The department came up with its latest proposal - to tear off the embassy's top floor and add three more - in an effort to compromise with Congress, said Richard Boucher, the department's spokesman.Boucher said the department still believes that the best solution is to tear down the eight-story structure and replace it with an entirely new building.

"Despite our efforts over the past years, however, we have not obtained congressional funding for the solution . . . so we are looking for other possibilities," he said.

The most viable option, he said, is the so-called top hat. "This proposal is to achieve the badly needed secure space in Moscow."

The three new floors would be built by Americans using American materials "shipped directly and shipped securely from the United States," he said.

The plan would cost $200 million, compared with $300 million to tear down the building and replace it from the ground up, the department said.

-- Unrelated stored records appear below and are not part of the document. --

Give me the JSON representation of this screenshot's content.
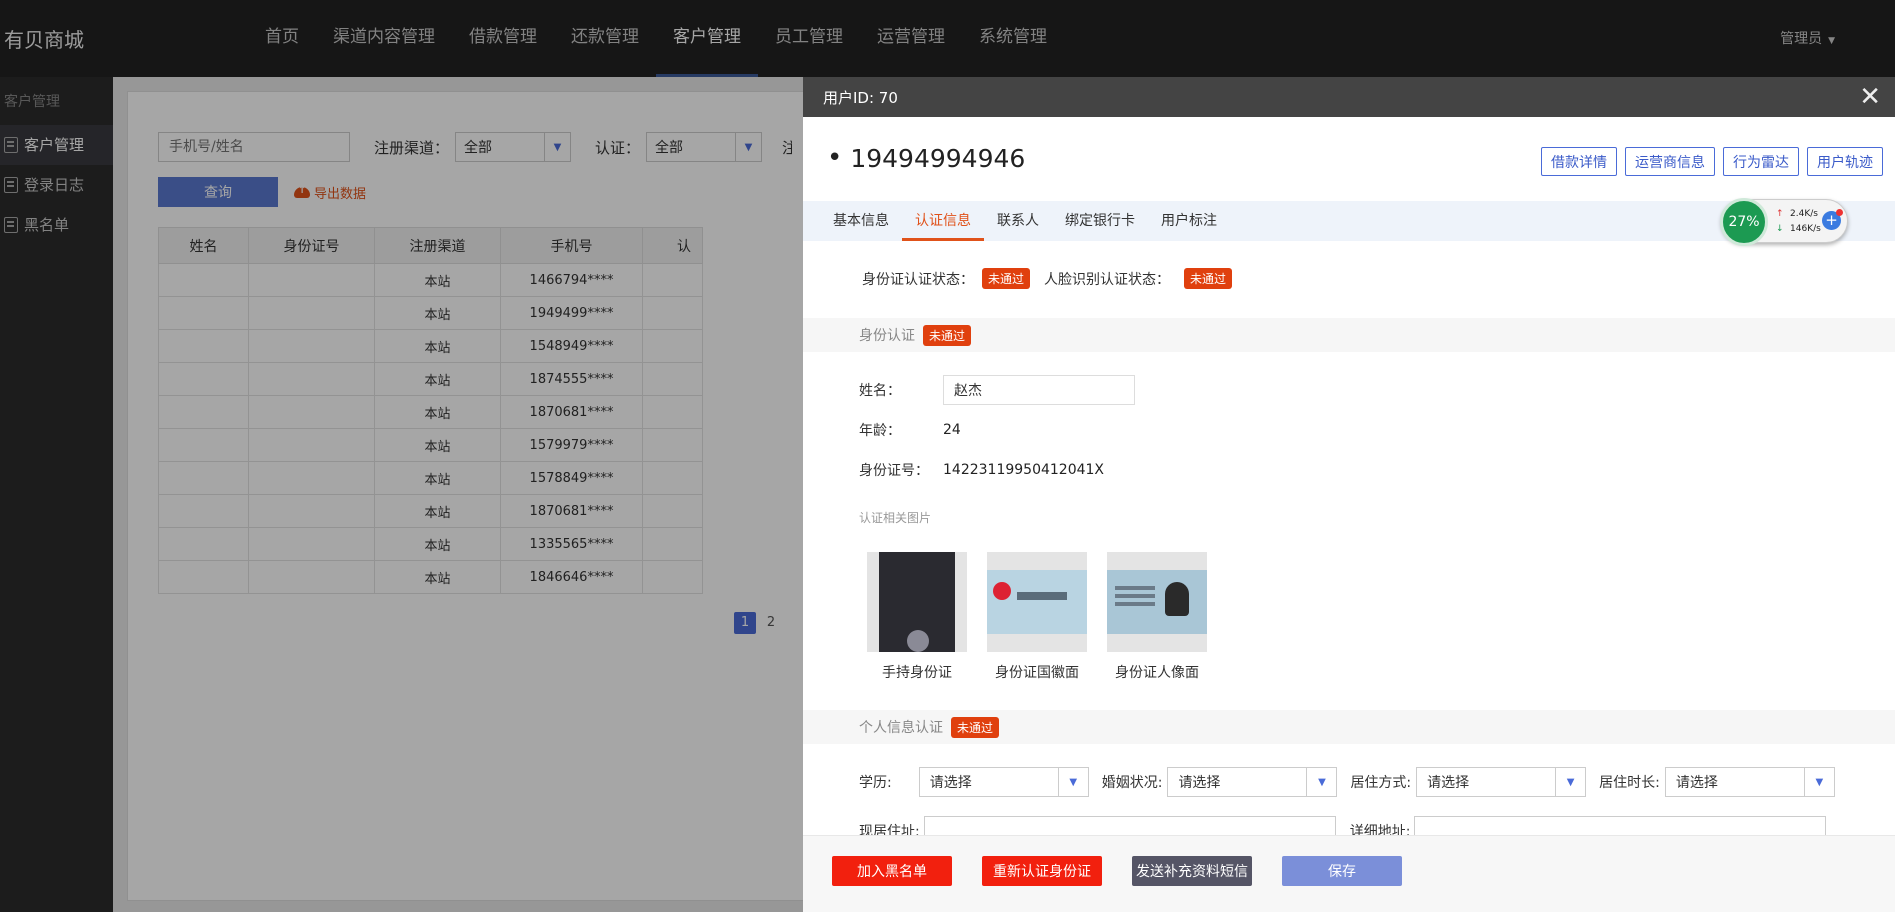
{
  "app": {
    "logo": "有贝商城"
  },
  "nav": [
    "首页",
    "渠道内容管理",
    "借款管理",
    "还款管理",
    "客户管理",
    "员工管理",
    "运营管理",
    "系统管理"
  ],
  "nav_active": 4,
  "user_menu": {
    "label": "管理员",
    "caret": "▼"
  },
  "sidebar": {
    "title": "客户管理",
    "items": [
      {
        "label": "客户管理"
      },
      {
        "label": "登录日志"
      },
      {
        "label": "黑名单"
      }
    ]
  },
  "list": {
    "search_placeholder": "手机号/姓名",
    "filter_channel_label": "注册渠道：",
    "filter_channel_value": "全部",
    "filter_auth_label": "认证：",
    "filter_auth_value": "全部",
    "filter_cut_label": "注",
    "query_button": "查询",
    "export_link": "导出数据",
    "columns": [
      "姓名",
      "身份证号",
      "注册渠道",
      "手机号",
      "认"
    ],
    "rows": [
      {
        "name": "",
        "idno": "",
        "channel": "本站",
        "phone": "1466794****"
      },
      {
        "name": "",
        "idno": "",
        "channel": "本站",
        "phone": "1949499****"
      },
      {
        "name": "",
        "idno": "",
        "channel": "本站",
        "phone": "1548949****"
      },
      {
        "name": "",
        "idno": "",
        "channel": "本站",
        "phone": "1874555****"
      },
      {
        "name": "",
        "idno": "",
        "channel": "本站",
        "phone": "1870681****"
      },
      {
        "name": "",
        "idno": "",
        "channel": "本站",
        "phone": "1579979****"
      },
      {
        "name": "",
        "idno": "",
        "channel": "本站",
        "phone": "1578849****"
      },
      {
        "name": "",
        "idno": "",
        "channel": "本站",
        "phone": "1870681****"
      },
      {
        "name": "",
        "idno": "",
        "channel": "本站",
        "phone": "1335565****"
      },
      {
        "name": "",
        "idno": "",
        "channel": "本站",
        "phone": "1846646****"
      }
    ],
    "pages": [
      "1",
      "2"
    ]
  },
  "modal": {
    "title": "用户ID: 70",
    "close": "✕",
    "phone": "19494994946",
    "actions": [
      "借款详情",
      "运营商信息",
      "行为雷达",
      "用户轨迹"
    ],
    "tabs": [
      "基本信息",
      "认证信息",
      "联系人",
      "绑定银行卡",
      "用户标注"
    ],
    "active_tab": 1,
    "id_status_label": "身份证认证状态：",
    "id_status": "未通过",
    "face_status_label": "人脸识别认证状态：",
    "face_status": "未通过",
    "id_section": {
      "title": "身份认证",
      "badge": "未通过"
    },
    "name_label": "姓名：",
    "name_value": "赵杰",
    "age_label": "年龄：",
    "age_value": "24",
    "idno_label": "身份证号：",
    "idno_value": "14223119950412041X",
    "photos_label": "认证相关图片",
    "photos": [
      "手持身份证",
      "身份证国徽面",
      "身份证人像面"
    ],
    "personal_section": {
      "title": "个人信息认证",
      "badge": "未通过"
    },
    "selects": [
      {
        "label": "学历:",
        "value": "请选择"
      },
      {
        "label": "婚姻状况:",
        "value": "请选择"
      },
      {
        "label": "居住方式:",
        "value": "请选择"
      },
      {
        "label": "居住时长:",
        "value": "请选择"
      }
    ],
    "address_label": "现居住址:",
    "detail_address_label": "详细地址:",
    "footer_buttons": [
      {
        "label": "加入黑名单",
        "color": "#f2200e"
      },
      {
        "label": "重新认证身份证",
        "color": "#f2200e"
      },
      {
        "label": "发送补充资料短信",
        "color": "#555566"
      },
      {
        "label": "保存",
        "color": "#7b8fd9"
      }
    ]
  },
  "speed_widget": {
    "percent": "27%",
    "up": "2.4K/s",
    "down": "146K/s",
    "up_arrow": "↑",
    "down_arrow": "↓",
    "plus": "+"
  },
  "colors": {
    "accent": "#4a6bd8",
    "danger": "#e0400e",
    "topbar": "#222222"
  }
}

Ivan Selin, an undersecretary of state for management, has informed Senate and House subcommittees of the new proposal.